Close your eyes for a second and think back to when you were in school learning grammar. Imagine your teacher. Imagine the lessons. Did the experience inspire you? Did you learn to appreciate the craft and anticipate knowing more?
My hunch says, probably not!
Obviously, if you want to communicate effectively, you need to learn how to write well and use correct grammar. With these skills, you help readers’ brains predict the patterns in your language, so they can understand you more easily. You also decrease the chance that incorrect grammar will release negative fight-or-flight feelings in your audience’s brains as they read your messaging.

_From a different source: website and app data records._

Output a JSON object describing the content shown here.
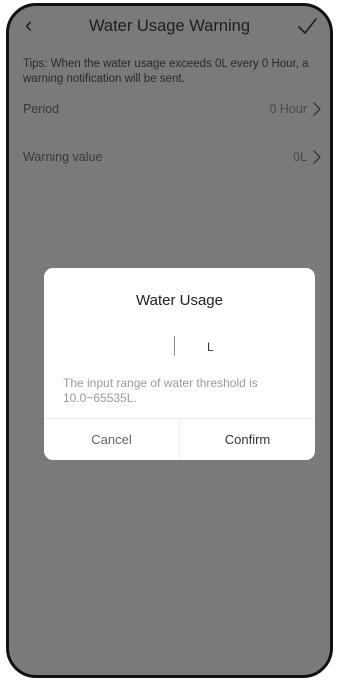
{
  "header": {
    "back_icon": "‹",
    "title": "Water Usage Warning",
    "confirm_icon": "checkmark-icon"
  },
  "tips": "Tips: When the water usage exceeds 0L every 0 Hour, a warning notification will be sent.",
  "settings": [
    {
      "label": "Period",
      "value": "0 Hour"
    },
    {
      "label": "Warning value",
      "value": "0L"
    }
  ],
  "dialog": {
    "title": "Water Usage",
    "input_value": "",
    "unit": "L",
    "help_text": "The input range of water threshold is 10.0~65535L.",
    "cancel_label": "Cancel",
    "confirm_label": "Confirm"
  },
  "colors": {
    "overlay": "#7a7a7a",
    "dialog_bg": "#ffffff"
  }
}
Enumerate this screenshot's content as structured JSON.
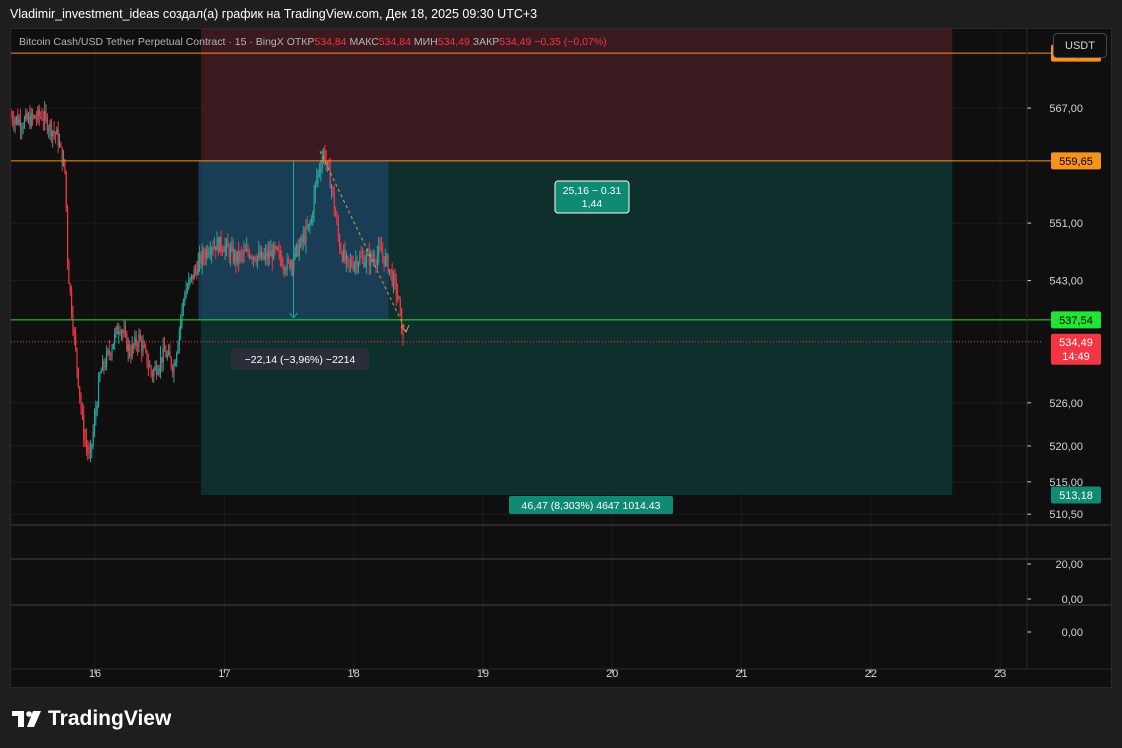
{
  "topbar": {
    "title": "Vladimir_investment_ideas создал(а) график на TradingView.com, Дек 18, 2025 09:30 UTC+3"
  },
  "legend": {
    "symbol": "Bitcoin Cash/USD Tether Perpetual Contract · 15 · BingX",
    "open_label": "ОТКР",
    "open": "534,84",
    "high_label": "МАКС",
    "high": "534,84",
    "low_label": "МИН",
    "low": "534,49",
    "close_label": "ЗАКР",
    "close": "534,49",
    "change": "−0,35 (−0,07%)"
  },
  "currency_button": "USDT",
  "footer": {
    "brand": "TradingView"
  },
  "colors": {
    "up": "#26a69a",
    "down": "#f23645",
    "orange": "#f7931a",
    "green_line": "#22e533",
    "stop_zone": "#3a1a1e",
    "target_zone": "#0e2f2b",
    "measure_zone": "#1a3f5c"
  },
  "chart_data": {
    "type": "candlestick",
    "symbol": "Bitcoin Cash/USD Tether Perpetual Contract",
    "interval": "15",
    "exchange": "BingX",
    "ylim": [
      509,
      578
    ],
    "xlim": [
      15.35,
      23.2
    ],
    "x_ticks": [
      "16",
      "17",
      "18",
      "19",
      "20",
      "21",
      "22",
      "23"
    ],
    "y_ticks": [
      "567,00",
      "551,00",
      "543,00",
      "526,00",
      "520,00",
      "515,00",
      "510,50"
    ],
    "price_path": [
      [
        15.35,
        566
      ],
      [
        15.45,
        565
      ],
      [
        15.6,
        566
      ],
      [
        15.72,
        563
      ],
      [
        15.78,
        558
      ],
      [
        15.8,
        545
      ],
      [
        15.85,
        535
      ],
      [
        15.92,
        522
      ],
      [
        15.97,
        518
      ],
      [
        16.05,
        530
      ],
      [
        16.12,
        533
      ],
      [
        16.2,
        537
      ],
      [
        16.28,
        533
      ],
      [
        16.35,
        535
      ],
      [
        16.45,
        530
      ],
      [
        16.55,
        533
      ],
      [
        16.62,
        531
      ],
      [
        16.7,
        541
      ],
      [
        16.8,
        545
      ],
      [
        16.9,
        548
      ],
      [
        17.0,
        548
      ],
      [
        17.1,
        546
      ],
      [
        17.2,
        547
      ],
      [
        17.3,
        546
      ],
      [
        17.4,
        547
      ],
      [
        17.5,
        545
      ],
      [
        17.6,
        548
      ],
      [
        17.68,
        551
      ],
      [
        17.72,
        557
      ],
      [
        17.78,
        561
      ],
      [
        17.84,
        556
      ],
      [
        17.9,
        548
      ],
      [
        17.96,
        545
      ],
      [
        18.05,
        546
      ],
      [
        18.15,
        546
      ],
      [
        18.22,
        547
      ],
      [
        18.28,
        545
      ],
      [
        18.35,
        541
      ],
      [
        18.38,
        537
      ],
      [
        18.39,
        534.49
      ]
    ],
    "horizontal_levels": [
      {
        "label": "574,64",
        "value": 574.64,
        "color": "#f7931a"
      },
      {
        "label": "559,65",
        "value": 559.65,
        "color": "#f7931a"
      },
      {
        "label": "537,54",
        "value": 537.54,
        "color": "#22e533"
      }
    ],
    "last_price": {
      "label": "534,49",
      "value": 534.49,
      "timer": "14:49"
    },
    "target_label": {
      "label": "513,18",
      "value": 513.18
    },
    "position": {
      "type": "short",
      "entry": 559.65,
      "stop": 583,
      "target": 513.18,
      "x_start": 16.82,
      "x_end": 22.63,
      "info_top": [
        "25,16 ~ 0.31",
        "1,44"
      ],
      "info_bottom": "46,47 (8,303%) 4647 1014.43"
    },
    "measure": {
      "x_start": 16.8,
      "x_end": 18.27,
      "top": 559.65,
      "bottom": 537.54,
      "label": "−22,14 (−3,96%) −2214"
    },
    "indicator_panes": [
      {
        "ticks": [
          "20,00"
        ]
      },
      {
        "ticks": [
          "0,00"
        ]
      },
      {
        "ticks": [
          "0,00"
        ]
      }
    ]
  }
}
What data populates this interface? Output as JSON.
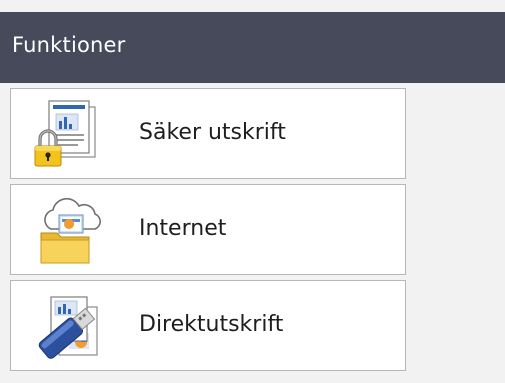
{
  "header": {
    "title": "Funktioner"
  },
  "menu": {
    "items": [
      {
        "label": "Säker utskrift",
        "icon": "secure-print-icon"
      },
      {
        "label": "Internet",
        "icon": "internet-folder-icon"
      },
      {
        "label": "Direktutskrift",
        "icon": "usb-direct-print-icon"
      }
    ]
  },
  "colors": {
    "header_bg": "#464a5b",
    "page_bg": "#f2f2f2",
    "item_border": "#b7b7b7"
  }
}
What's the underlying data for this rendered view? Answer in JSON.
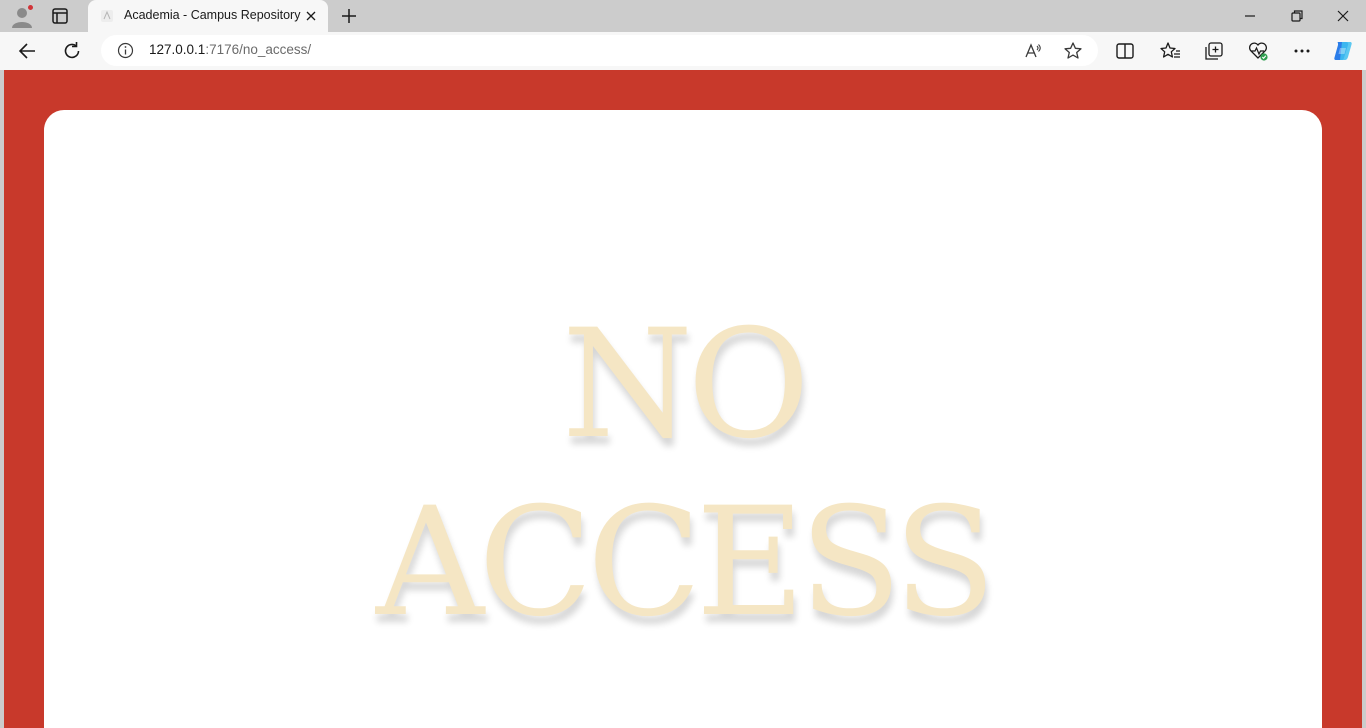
{
  "browser": {
    "tab": {
      "title": "Academia - Campus Repository"
    },
    "address": {
      "host": "127.0.0.1",
      "rest": ":7176/no_access/"
    },
    "icons": {
      "profile": "profile-avatar-icon",
      "tab_actions": "tab-actions-icon",
      "new_tab": "plus-icon",
      "back": "back-arrow-icon",
      "refresh": "refresh-icon",
      "site_info": "info-icon",
      "read_aloud": "read-aloud-icon",
      "favorite": "star-icon",
      "split_screen": "split-screen-icon",
      "favorites": "favorites-icon",
      "collections": "collections-icon",
      "browser_essentials": "heart-pulse-icon",
      "more": "more-dots-icon",
      "copilot": "copilot-icon",
      "minimize": "minimize-icon",
      "restore": "restore-icon",
      "close": "close-icon"
    }
  },
  "page": {
    "message_line1": "NO",
    "message_line2": "ACCESS",
    "colors": {
      "background": "#c8392b",
      "card": "#ffffff",
      "text": "#f5e6c4"
    }
  }
}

For many people, however, learning how to use grammar well elicits images of a pedantic teacher slapping wrists with a ruler. In fact, English is the #4 most hated college course in America.
But, believe it or not, learning to write well can be fun and engaging — with the right experience.
Welcome to WordCraft® Team Building
WordCraft is Zuula’s unique writing training series that unites language and libations in one tasty workshop. We built WordCraft to celebrate local craftmanship, while shaking up how people learn to write.
Why? Because science shows that having fun while learning helps us retain information better.
Our emotions greatly affect our cognitive processes and influence our attention span and motivation. So, when adults have fun and enjoy their learning experience, they can concentrate better and absorb information more deeply. They can also more effectively recall what they learned.
Plus, we’re made for social interaction — and adults learn best when they can share ideas while collaborating. Zuula’s WordCraft invites attendees to do precisely that by pairing craft food and drink tastings with engaging, conversation-based writing lessons.
Using grammar correctly when writing for work doesn’t have to be a dreaded responsibility. By reframing the learning experience — and better understanding why grammar matters — employees can bond over shared experiences while gaining relevant workplace skills.
Cheers to that!